California education officials released standardized test scores Friday that showed overall statewide gains in English, math.
Schools statewide made overall gains on the annual standardized test results released Friday, doing more with less, as California has continued to slash education funding, forcing program cuts and thousands of teacher layoffs.
You can find out how your school district did on KPCC's interactive graphic map.
At the Los Angeles Unified School District, the state's largest district and the second-largest in the nation, student performance in English-Language Arts improved by 4 percentage points from last year, with 48 percent proficient or better. In math, that number went up 2 percentage points from last year to 45 percent.
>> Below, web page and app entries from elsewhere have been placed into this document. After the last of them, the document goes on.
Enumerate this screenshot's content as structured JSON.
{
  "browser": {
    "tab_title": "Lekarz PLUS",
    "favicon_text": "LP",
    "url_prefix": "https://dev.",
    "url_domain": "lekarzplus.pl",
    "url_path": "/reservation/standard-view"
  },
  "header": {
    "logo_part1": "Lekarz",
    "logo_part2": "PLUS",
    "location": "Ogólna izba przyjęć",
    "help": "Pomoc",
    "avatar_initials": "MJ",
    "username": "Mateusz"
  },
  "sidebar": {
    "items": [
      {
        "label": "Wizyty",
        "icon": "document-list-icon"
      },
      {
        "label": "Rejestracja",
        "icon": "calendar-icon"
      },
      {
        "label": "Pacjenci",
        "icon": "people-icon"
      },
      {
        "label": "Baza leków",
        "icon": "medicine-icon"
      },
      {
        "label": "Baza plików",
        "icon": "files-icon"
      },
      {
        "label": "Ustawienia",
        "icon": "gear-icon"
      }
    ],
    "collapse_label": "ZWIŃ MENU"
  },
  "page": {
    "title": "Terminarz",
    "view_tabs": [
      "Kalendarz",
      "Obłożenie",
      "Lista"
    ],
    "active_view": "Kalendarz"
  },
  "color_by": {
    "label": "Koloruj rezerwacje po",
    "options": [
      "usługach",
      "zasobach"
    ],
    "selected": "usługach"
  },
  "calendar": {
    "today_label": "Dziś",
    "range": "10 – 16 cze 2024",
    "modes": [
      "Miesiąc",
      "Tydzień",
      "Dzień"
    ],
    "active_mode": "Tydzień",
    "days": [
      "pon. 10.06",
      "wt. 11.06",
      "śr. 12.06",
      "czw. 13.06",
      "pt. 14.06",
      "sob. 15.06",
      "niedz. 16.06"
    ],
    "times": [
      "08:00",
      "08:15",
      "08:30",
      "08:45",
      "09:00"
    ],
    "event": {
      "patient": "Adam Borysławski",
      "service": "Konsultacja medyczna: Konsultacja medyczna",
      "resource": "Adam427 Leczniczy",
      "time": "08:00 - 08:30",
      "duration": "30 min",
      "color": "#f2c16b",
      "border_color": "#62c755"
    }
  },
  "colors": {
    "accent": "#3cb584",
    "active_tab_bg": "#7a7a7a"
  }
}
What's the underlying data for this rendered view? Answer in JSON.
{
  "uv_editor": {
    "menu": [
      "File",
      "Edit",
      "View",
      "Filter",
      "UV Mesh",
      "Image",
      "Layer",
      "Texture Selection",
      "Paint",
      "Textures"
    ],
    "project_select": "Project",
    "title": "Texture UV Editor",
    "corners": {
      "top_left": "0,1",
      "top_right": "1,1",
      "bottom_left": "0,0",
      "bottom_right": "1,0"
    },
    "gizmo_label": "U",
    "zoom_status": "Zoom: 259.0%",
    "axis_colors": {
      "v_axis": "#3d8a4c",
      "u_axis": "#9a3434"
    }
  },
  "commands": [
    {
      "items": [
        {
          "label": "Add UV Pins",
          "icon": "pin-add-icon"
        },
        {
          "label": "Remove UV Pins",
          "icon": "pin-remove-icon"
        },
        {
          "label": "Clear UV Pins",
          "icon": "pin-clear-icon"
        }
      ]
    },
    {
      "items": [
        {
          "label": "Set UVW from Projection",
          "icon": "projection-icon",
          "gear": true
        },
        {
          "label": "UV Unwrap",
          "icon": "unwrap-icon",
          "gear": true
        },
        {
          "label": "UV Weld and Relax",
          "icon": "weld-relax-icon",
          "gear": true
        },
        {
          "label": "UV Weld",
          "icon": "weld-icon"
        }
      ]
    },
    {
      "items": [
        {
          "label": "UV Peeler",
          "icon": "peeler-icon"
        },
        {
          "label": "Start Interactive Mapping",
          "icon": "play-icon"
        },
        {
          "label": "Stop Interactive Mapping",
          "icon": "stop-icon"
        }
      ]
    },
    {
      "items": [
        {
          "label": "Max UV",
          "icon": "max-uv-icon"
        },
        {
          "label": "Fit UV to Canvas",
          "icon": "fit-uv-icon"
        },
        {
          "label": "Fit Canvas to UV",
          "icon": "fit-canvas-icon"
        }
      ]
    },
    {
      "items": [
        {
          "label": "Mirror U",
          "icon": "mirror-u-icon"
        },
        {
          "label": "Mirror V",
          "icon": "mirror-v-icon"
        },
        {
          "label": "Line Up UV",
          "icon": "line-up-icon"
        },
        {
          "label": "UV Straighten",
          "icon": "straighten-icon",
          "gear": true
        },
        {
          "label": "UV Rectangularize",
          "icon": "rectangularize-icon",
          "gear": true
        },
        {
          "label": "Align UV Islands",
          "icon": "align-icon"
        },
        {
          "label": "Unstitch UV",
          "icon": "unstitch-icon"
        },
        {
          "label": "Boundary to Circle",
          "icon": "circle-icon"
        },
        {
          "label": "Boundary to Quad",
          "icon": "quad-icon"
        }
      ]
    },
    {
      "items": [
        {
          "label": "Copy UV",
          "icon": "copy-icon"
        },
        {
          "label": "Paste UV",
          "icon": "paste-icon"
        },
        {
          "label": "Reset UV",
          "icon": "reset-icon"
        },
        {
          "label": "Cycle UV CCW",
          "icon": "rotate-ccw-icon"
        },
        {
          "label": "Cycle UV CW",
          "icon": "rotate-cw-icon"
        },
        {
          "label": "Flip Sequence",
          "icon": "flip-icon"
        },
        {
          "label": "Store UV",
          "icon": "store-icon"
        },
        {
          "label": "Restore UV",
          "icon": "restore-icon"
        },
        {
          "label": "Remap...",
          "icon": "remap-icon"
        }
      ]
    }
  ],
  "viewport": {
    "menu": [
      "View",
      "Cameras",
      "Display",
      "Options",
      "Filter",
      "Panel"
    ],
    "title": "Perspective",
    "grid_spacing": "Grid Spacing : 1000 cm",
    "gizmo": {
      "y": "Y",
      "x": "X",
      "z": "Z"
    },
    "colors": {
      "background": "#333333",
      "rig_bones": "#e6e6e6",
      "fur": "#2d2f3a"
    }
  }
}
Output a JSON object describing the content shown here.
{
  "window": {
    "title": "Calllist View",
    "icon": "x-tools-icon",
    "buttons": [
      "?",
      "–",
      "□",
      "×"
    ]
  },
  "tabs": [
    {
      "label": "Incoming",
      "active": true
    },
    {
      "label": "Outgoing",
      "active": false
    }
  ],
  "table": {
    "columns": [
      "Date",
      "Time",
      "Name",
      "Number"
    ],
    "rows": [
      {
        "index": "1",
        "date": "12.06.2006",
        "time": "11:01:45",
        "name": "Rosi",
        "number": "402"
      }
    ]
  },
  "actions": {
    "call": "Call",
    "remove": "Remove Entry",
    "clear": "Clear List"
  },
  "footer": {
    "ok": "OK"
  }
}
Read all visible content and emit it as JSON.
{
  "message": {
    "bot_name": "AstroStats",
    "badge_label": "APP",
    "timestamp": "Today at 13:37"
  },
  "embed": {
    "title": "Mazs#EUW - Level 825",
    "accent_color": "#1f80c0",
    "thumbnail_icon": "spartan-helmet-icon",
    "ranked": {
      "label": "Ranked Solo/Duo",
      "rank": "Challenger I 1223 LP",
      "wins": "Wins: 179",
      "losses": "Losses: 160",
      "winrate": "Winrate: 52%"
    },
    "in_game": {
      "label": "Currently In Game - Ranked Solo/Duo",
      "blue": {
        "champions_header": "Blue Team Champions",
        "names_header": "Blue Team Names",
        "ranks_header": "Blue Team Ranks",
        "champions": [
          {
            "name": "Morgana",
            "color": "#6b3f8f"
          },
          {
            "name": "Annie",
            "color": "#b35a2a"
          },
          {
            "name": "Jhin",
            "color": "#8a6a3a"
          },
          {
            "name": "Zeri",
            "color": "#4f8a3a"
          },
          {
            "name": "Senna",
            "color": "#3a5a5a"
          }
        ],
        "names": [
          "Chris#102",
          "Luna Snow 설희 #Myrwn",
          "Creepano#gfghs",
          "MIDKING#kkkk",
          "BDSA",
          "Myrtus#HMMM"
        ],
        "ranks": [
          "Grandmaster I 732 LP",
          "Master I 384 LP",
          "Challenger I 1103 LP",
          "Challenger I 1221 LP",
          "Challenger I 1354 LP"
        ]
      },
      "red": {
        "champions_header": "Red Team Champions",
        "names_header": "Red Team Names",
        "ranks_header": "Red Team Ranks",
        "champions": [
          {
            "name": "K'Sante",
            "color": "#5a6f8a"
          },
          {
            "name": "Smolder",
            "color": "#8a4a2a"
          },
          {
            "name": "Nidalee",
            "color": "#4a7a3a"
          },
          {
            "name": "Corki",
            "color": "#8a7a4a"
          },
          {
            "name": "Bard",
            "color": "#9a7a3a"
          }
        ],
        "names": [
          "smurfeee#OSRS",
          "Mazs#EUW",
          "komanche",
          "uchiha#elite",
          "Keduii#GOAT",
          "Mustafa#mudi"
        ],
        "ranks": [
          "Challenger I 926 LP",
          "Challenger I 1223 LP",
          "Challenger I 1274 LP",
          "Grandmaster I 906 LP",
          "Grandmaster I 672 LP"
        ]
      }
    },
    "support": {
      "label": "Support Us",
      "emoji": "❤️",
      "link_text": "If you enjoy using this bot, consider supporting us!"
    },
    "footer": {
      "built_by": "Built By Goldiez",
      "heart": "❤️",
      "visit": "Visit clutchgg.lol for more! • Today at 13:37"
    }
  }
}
Statewide, that trend was repeated with slightly smaller gains: Students taking the English-Language Arts test section improved 3 percentage points to 57 percent proficient or better. In math, that number grew by 1 percentage point to 51 percent.
"In less than a decade we've gone from having only about one student in three score as proficient or better to now having one student out of two,” said Paul Hefner, a spokesman for the California Department of Education. “That's nearly 900,000 more students reaching proficiency now than when we started this system back in 2003. Obviously, there's still work to do there, ... but a great deal of progress has been made.”
Scores ran the gamut in L.A County. (You can see the results on maps divided by district here.) La Canada Unified School District came in at the top with nearly 92 percent proficient or better in English-Language Arts and 87 percent in math. The district tied with San Marino Unified in math.
California education officials plan to release the annual standardized test scores at 10 a.m.
The California Department of Education plans to release its annual standardized test scores for school districts this morning.
The tests in English and math measure whether school districts meet state education standards. Students between the second and 11th grades take the exam.
California Department of Education spokesman Paul Hefner said the state aims for students to be at least proficient.
"They are our best benchmark that everyone or almost everyone in the school system up and down California participates in," Hefner said. "They’re our way to gauge what students know and can do over time."
The state's releasing this year's results a couple of weeks later than usual because of a security breach during testing. Students at a dozen schools, including some in LA County, posted questions online. The state Department of Education is investigating those results to make sure they’re valid.